Q&A: Rebecca Richman Cohen, Director of Medical Marijuana Documentary Code of the West
“Opponents of medical marijuana stood in front of state legislature and lied,” she says about marijuana policies in Montana.
At a time when new drug policies are becoming so progressive in states around the country, Harvard Law graduate Rebecca Richman Cohen is one of the first filmmakers to take a step back with the system. Cohen is the director of Code of the West, a documentary telling the story of medical marijuana growers, users, and opponents in the state of Montana. Code of the West was originally released in the spring of 2012, but Cohen re-released the film in its second version this week. This new version will tackle up-to-date legislation, as well additions to some of the subjects’ story lines. Cohen talked about the stages of the documentary and how far the film has come since its premiere early last year.

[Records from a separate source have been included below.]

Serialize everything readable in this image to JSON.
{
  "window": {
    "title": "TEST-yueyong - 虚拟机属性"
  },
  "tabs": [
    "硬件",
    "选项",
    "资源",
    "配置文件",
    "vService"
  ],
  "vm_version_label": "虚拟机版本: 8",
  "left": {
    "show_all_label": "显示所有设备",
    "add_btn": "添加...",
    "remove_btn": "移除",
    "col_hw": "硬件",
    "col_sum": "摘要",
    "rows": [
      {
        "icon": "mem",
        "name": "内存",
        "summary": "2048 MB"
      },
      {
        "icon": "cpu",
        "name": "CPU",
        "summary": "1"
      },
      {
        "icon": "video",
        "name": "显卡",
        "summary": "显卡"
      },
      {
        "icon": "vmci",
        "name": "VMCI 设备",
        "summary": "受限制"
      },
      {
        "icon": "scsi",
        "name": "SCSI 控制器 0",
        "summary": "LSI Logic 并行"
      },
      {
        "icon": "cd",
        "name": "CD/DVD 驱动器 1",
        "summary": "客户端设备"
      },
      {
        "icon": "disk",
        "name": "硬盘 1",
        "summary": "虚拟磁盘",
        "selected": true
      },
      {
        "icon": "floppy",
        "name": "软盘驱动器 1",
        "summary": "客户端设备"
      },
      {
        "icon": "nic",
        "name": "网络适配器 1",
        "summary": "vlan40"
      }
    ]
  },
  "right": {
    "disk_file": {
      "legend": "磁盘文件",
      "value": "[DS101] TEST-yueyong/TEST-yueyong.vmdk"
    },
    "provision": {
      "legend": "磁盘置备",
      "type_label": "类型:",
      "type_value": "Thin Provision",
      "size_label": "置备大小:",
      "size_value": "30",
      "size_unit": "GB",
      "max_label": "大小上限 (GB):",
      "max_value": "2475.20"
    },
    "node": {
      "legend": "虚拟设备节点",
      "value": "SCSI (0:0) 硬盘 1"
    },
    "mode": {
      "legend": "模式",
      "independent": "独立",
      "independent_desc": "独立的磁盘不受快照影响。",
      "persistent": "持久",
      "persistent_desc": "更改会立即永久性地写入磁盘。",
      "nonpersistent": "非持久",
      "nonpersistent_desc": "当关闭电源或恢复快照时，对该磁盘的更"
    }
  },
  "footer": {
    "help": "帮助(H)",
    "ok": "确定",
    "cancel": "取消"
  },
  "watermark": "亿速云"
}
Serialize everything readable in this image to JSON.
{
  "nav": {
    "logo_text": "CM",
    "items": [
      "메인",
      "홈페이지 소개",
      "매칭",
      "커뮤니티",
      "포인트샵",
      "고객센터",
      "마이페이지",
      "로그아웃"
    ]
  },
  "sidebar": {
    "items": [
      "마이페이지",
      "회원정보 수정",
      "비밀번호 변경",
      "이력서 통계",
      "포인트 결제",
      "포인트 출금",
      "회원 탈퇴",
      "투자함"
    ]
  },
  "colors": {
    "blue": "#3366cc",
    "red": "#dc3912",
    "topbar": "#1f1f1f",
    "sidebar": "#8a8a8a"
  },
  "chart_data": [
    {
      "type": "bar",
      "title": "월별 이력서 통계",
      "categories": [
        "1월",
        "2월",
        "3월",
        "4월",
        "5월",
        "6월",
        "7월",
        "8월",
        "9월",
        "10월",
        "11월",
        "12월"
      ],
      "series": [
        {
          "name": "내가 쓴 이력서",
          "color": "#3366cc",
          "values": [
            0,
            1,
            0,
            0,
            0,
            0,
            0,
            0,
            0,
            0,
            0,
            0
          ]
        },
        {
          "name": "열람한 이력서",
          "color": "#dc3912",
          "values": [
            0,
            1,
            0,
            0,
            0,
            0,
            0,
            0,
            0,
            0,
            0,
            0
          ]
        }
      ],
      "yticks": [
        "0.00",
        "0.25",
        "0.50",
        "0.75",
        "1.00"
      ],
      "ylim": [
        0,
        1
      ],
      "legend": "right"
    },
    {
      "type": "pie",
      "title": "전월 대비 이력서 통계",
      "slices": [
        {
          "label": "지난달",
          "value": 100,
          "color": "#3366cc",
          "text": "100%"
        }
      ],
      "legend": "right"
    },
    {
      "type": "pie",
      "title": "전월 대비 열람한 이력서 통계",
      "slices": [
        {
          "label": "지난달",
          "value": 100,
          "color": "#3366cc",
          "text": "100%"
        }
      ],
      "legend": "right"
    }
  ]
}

You and your film team are re-releasing Code of the West this week. Talk about how the film has transformed since last year’s original release.
We released the original version of the film last April, and soon thereafter our main characters were indicted by the federal government. So we went out, kept shooting, launched a Kickstarter campaign, and raised more than $30,000 to go back and re-edit the film. So this month we’re releasing the new version, which is a really different film than the one that premiered last year. Next week we are releasing the film on iTunes, and will be doing a bunch of 4/20 screenings.
The ending of [the re-release] is entirely different. We also added new scenes in the middle to get more context and character development for people who were indicted or went to prison. The new version is more up to date, it’s more powerfully driven, and it’s the version we want folks to see.
What got you interested in exploring medical marijuana, specifically in the state of Montana?
I’m actually trained as a lawyer. I went to law school and spent a summer interning at a public defender’s office in the South Bronx. Sitting in arraignments day in and day out, you see massive amounts of people who are arrested for nonviolent drug crimes. It seemed like a pretty important topic to make a documentary on. There have been a lot of pot-docs out there that were “survey films”—they explored the issues, and interviewed experts. But what we wanted to do was tell a story that was unfolding in real time that would illuminate something about drug policies.
We settled on a story in Montana because we knew that of the 18 medical marijuana states, Montana had one of the most dysfunctional medical marijuana laws. What we didn’t anticipate was that Montana would be the first state to vote to repeal its medical marijuana law, and that there would be state-wide raids on medical marijuana growers. While we were there with cameras rolling, there were 26 raids across the entire state—that would be equivalent to over 900 raids in California if you adjust for population. The feds effectively shut down the medical marijuana program, and now it seems like a timely moment to look at that story.
What exactly does the term Code of the West pertain to?
There was a bill that was put forward in the Montana legislature to codify the “cowboy code of ethics,” which is their official state code of ethics. It was something that conservatives embraced, but also seemed to speak to values that drove the medical marijuana movement.
Massachusetts recently legalized medical marijuana. Do you think this is an ethical battle that Massachusetts will ever face?
I think Massachusetts has the benefit of learning from other states. It was the 18th state to legalize, so it has 17 other examples of what works and what doesn’t. Massachusetts isn’t going to fall prey to the problems that were encountered in Montana…
Opponents of medical marijuana stood up in front of the state legislature and lied. They said teen use has increased since Montana legalized medical marijuana, but by the federal government’s own findings, teen use actually decreased in Montana consistently since 2004 when the state legalized. We wanted to raise questions about why the press wasn’t covering this accurately, why state legislatures were being fed misinformation and, in turn, feeding people misinformation, and why it can be so hard to organize in the face of fear and propaganda.
You had said in your director’s statement that the state-level marijuana policy reform was “a messy and tangled affair.” Why is that so?
Well, the federal government says that marijuana is a narcotic with no recognized medical use, so at any point federal officials can swoop in, arrest, and prosecute people who are growing state-legal medical marijuana. And that is a scary thing for everyone—for patients who depend on medical marijuana, for growers who are at risk, and for communities who start to say, “Wow, are all these people around me really criminals?” Once you introduce that overwhelming fear of indictment, it’s hard to have a rational conversation about policy when it gets into the realm criminal justice.
How did audiences respond to this documentary in its first release last year? Both liberals and conservatives?
People were supportive. The film follows not only a group of medical marijuana reformers who were pushing for regulation, but also a group of angry mothers who were working to repeal the law. We tried very hard to find a balance that respected different perspectives while acknowledging that some information some groups were presenting was inaccurate. Opponents of medical marijuana came out and supported the film and did press with us. They felt we honored and respected their opinions.